The project entitled WHEN SCIENCE IS A WOMAN. Factors Determining Women’s Scientific Careers in Poland (AMU) and Ukraine (CHNU) is ongoing.

The project aims to investigate the factors that determine the low percentage of professional advancement for women in science. The research is conducted at two universities: Adam Mickiewicz University (AMU) (Poland) and Yuriy Fedkovych Chernivtsi National University (Ukraine). The research covers the careers of women in mathematics, computer science and physics. The research covers several elements: gender stereotypes, various forms of “glass ceiling”, work-life balance and the relationship between women’s careers in science and scientists' awareness of gender determinants of professional advancement. These factors are already largely well researched. The least studied factor is subtle, little-noticed "symbolic violence". The team also highlights this phenomenon in this project. The group under comparison are scientists from the same faculties at Yuriy Fedkovych Chernivtsi National University. The comparative analysis will determine whether the career path of women in science is similar or different depending on other cultural, political and pro-feminist factors.

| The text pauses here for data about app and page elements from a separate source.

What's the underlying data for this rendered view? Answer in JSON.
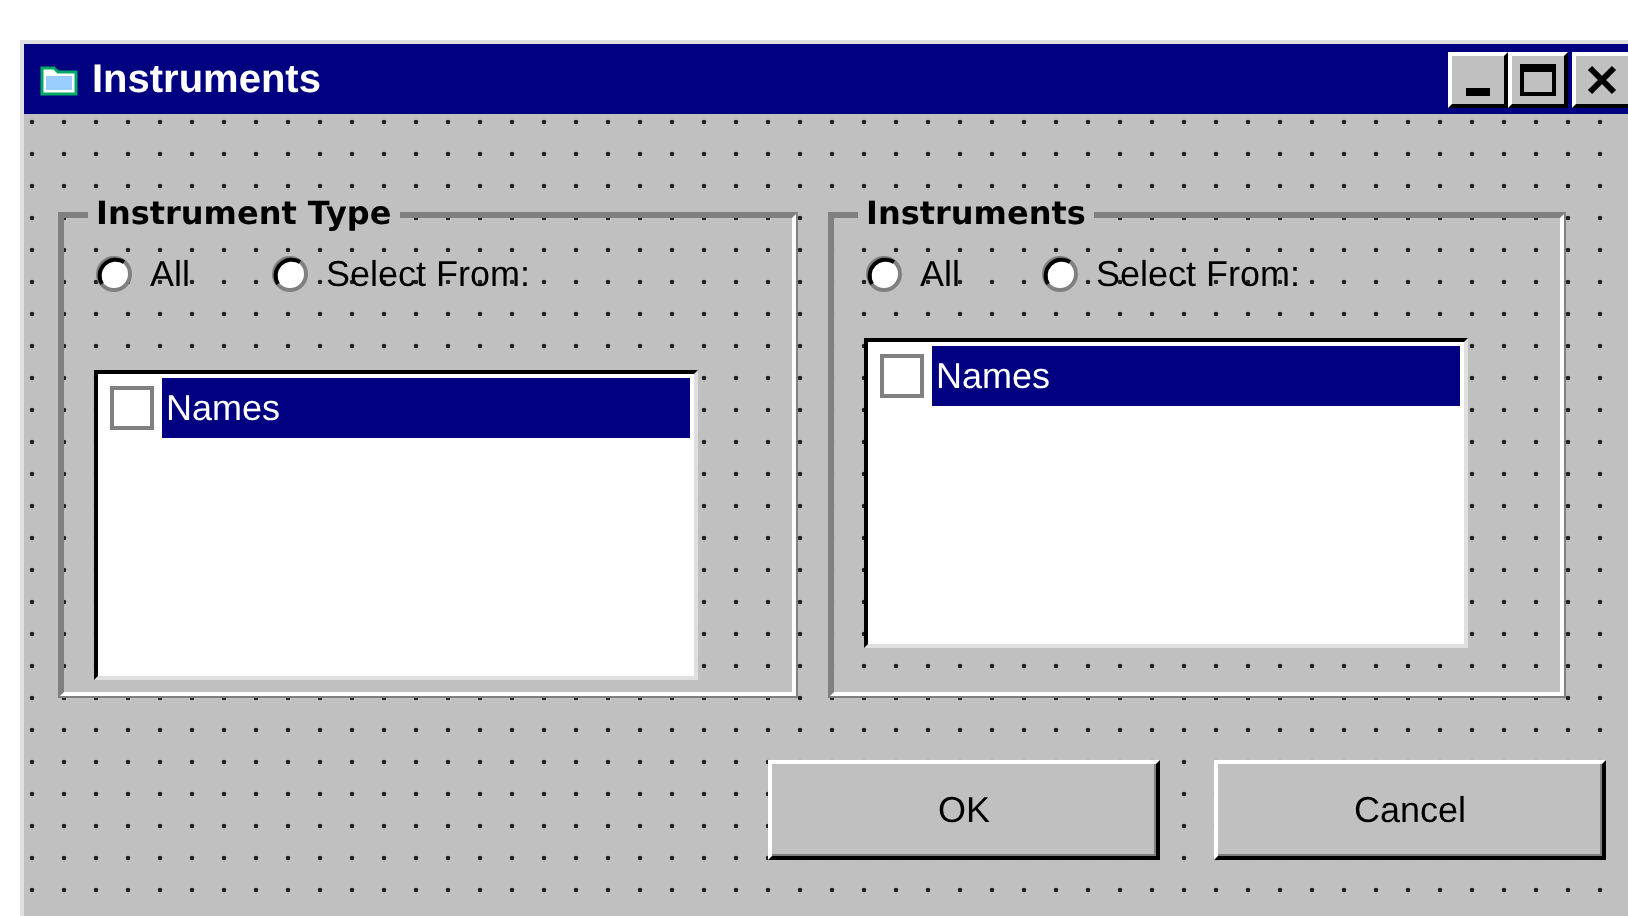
{
  "window": {
    "title": "Instruments"
  },
  "groups": [
    {
      "title": "Instrument Type",
      "radios": [
        {
          "label": "All",
          "selected": false
        },
        {
          "label": "Select From:",
          "selected": false
        }
      ],
      "list": {
        "items": [
          {
            "label": "Names",
            "checked": false,
            "selected": true
          }
        ]
      }
    },
    {
      "title": "Instruments",
      "radios": [
        {
          "label": "All",
          "selected": false
        },
        {
          "label": "Select From:",
          "selected": false
        }
      ],
      "list": {
        "items": [
          {
            "label": "Names",
            "checked": false,
            "selected": true
          }
        ]
      }
    }
  ],
  "buttons": [
    {
      "label": "OK"
    },
    {
      "label": "Cancel"
    }
  ]
}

Such sociological methods as statistic data analyses and interview will be used for the project implementation. Interviews will be conducted with both men and women to identify possible similarities and/or differences in perceptions of scientific career determinants. The main accent of this project falls on symbolic violence (Pierre Bourdier, La Domination masculine, Paris, Seuil 1998) and neuroscience (Cordelia Fine, Delusions of Gender: How Our Minds, Society, and Neurosexism Create Difference, W.W.Norton & Company, Inc. New York 2010). We believe that these areas are "related - conditional". The project team wants to check it in this project.

A significant part of the project is devoted to the presentation of research results to the academic staff of AMU and CHNU. Our experience at AMU shows that projects that end up with recommendations to the university authorities (rector, deans, department heads) are more productive and more likely to implement the objectives than those that carry out only the scientific part. At AMU, the project team made such recommendations to the feminist community at the University in 2018 and 2019. A large part of these recommendations has been accepted and introduced to university life ( We hope that the outcomes of this project can also contribute to improving the work of women in universities.